Richard “Dick” Barker dreamt of being a cowboy. However, the East Coast-born Barker was caught in a trap, of sorts — while envisioning life the cowboy way, he was the centerpiece of a national marketing campaign for the Brown Shoe Company from 1907 to 1913. From age 7 to 14, Barker was the real-life persona known as Buster Brown, a well-known symbol of the 20th century. The role entailed capitalizing on Barker’s recognizable golden curls, dressing in feminine-like clothing, polished black shoes and being joined by his trusty sidekick, dog Tige.
The soccer team of Colorado Northwestern Community College’s Craig campus will travel Sunday to Steamboat Springs for a game. The team will face off against the Coed Adult Town League All-Stars in their third game of the season. The CNCC Craig team has defeated CNCC’s Rangely branch twice.
To the editor: In 2000, the Craig City Council funded Connect to Craig, which was a study of the economy of Craig and what could be done in the future to diversify our economic base. Three things stand out in that study.
A book by a late local author is now available for purchase at area museums. “Remembering Mount Harris,” written by former Saturday Morning Press columnist Chuck Mack, chronicles the history of Mount Harris, its coal mines and Mack’s recollections of growing up in the coal mining town.

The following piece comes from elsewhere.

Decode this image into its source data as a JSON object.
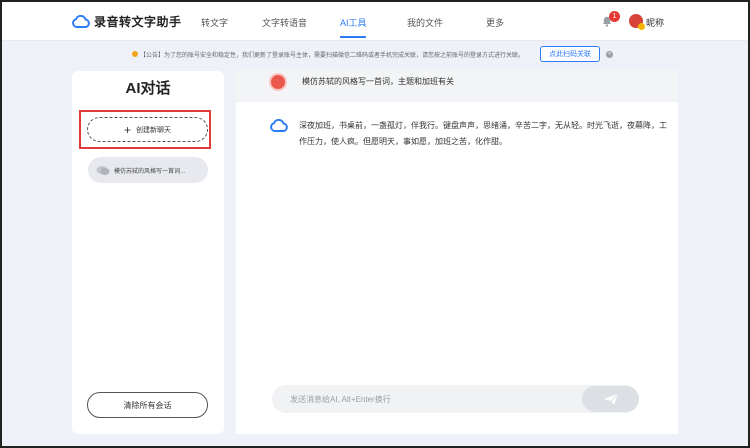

To the editor: We would like to thank everyone who contributed to the car show and silent auction to make it a great success. We would like to thank Diane and Delbert Knez at the OP Bar & Grill for donating the spaghetti dinner and for having it out at their place. Thank you also to Tausha at the OP for taking her time to collect the donations.
8 a.m. to noon. Marvin “Red” and Linda Cortner offer free pumpkins to area youths at Homemaker Furnishings, 468 Ranney St.; Rio Blanco County Courthouse, 555 Main St., Meeker; and Little Snake River Valley School, 333 N. Main St., Baggs, Wyo. 8 a.m. to noon. A free car care clinic for single mothers, senior citizens and people with disabilities is at First Baptist Church, 1150 W. Ninth St. Car checks are available by appointment by calling 826-4400.

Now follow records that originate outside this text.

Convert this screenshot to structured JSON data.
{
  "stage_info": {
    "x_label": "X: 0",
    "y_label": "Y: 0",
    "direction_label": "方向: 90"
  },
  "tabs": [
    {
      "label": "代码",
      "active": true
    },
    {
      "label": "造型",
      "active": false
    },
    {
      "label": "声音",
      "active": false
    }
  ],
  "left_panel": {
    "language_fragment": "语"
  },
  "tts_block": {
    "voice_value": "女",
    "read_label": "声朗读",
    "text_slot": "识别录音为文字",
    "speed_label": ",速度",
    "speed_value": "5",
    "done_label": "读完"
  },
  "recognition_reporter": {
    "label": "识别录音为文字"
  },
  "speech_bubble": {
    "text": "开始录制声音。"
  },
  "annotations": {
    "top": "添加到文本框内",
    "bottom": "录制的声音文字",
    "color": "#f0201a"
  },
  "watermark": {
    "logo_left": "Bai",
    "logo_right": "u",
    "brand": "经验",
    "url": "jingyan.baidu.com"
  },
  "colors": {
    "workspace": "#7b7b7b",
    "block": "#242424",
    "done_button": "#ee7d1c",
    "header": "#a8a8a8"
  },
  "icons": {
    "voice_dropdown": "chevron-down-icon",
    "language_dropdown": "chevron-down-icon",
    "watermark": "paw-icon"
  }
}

To the editor: The Craig Chamber of Commerce board of directors is urging residents to vote against Amendments 60 and 61, and Proposition 101. These ballot questions combine to make Colorado a bad place to live and do business. Once these measures are fully implemented, the state will lose about $2.1 billion in revenue each year and will have to increase K-12 education funding by $1.6 billion annually in today’s dollars.
It’s doubtful there is a crime more shocking and offensive to society’s senses than sexual assaults, especially those against innocent and defenseless children. These crimes are heinous and entail a degree of violence and trauma to the victim that’s beyond comprehension. News stories of these crimes, and the disturbing fact that they’re showing an increasing trend in Craig and Moffat County, have been documented in the Craig Daily Press.
Moffat County Commission Special meeting When: 9 a.m. Monday Where: Moffat County Courthouse, 221 W. Victory Way Agenda: • 9 to 9:05 a.m. Call to order, Pledge of Allegiance, moment of silence
The Colorado Environmental Coalition, The Wilderness Society and Friends of Northwest Colorado are working with the U.S. Fish and Wildlife Service at Browns Park National Wildlife Refuge to restore cottonwood forests along the Green River and invite the public to join two workdays later this month. The workdays are scheduled for Friday and Oct. 23. Groups will meet in Steamboat Springs and Craig, and then travel to Browns Park.
LIBRA (Sept. 23-Oct. 23) — Matters or situations that you handle personally are likely to work out quite satisfactorily. If you use a surrogate to handle things, it could be a completely different story. SCORPIO (Oct. 24-Nov. 22) — Peers and co-workers appreciate us far more when we don’t attempt to upstage them, so be on guard not to come off as doing just that. Stand back in the footlights and let others bask in the glow.